#### Records shown:
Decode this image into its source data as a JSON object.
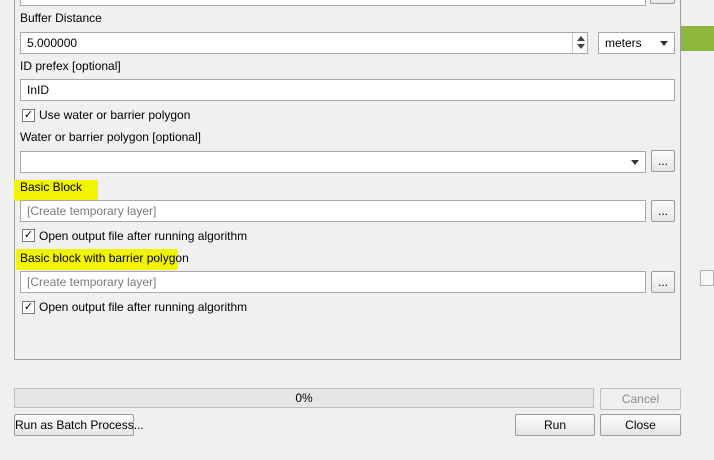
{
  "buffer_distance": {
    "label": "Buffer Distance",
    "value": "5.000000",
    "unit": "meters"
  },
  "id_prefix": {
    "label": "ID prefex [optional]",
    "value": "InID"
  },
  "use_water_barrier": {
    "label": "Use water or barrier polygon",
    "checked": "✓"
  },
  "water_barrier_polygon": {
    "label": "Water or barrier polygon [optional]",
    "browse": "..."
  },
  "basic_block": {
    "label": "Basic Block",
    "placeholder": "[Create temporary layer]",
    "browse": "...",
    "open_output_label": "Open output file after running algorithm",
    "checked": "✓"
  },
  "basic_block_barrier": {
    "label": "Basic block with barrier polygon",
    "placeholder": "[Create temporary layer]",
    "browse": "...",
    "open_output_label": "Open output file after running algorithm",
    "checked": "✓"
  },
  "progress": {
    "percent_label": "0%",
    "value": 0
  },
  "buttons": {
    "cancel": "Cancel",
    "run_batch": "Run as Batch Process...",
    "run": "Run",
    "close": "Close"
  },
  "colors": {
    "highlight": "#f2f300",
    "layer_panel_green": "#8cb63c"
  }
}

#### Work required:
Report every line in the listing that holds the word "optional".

#### Solution for this exercise:
    "label": "ID prefex [optional]",
    "label": "Water or barrier polygon [optional]",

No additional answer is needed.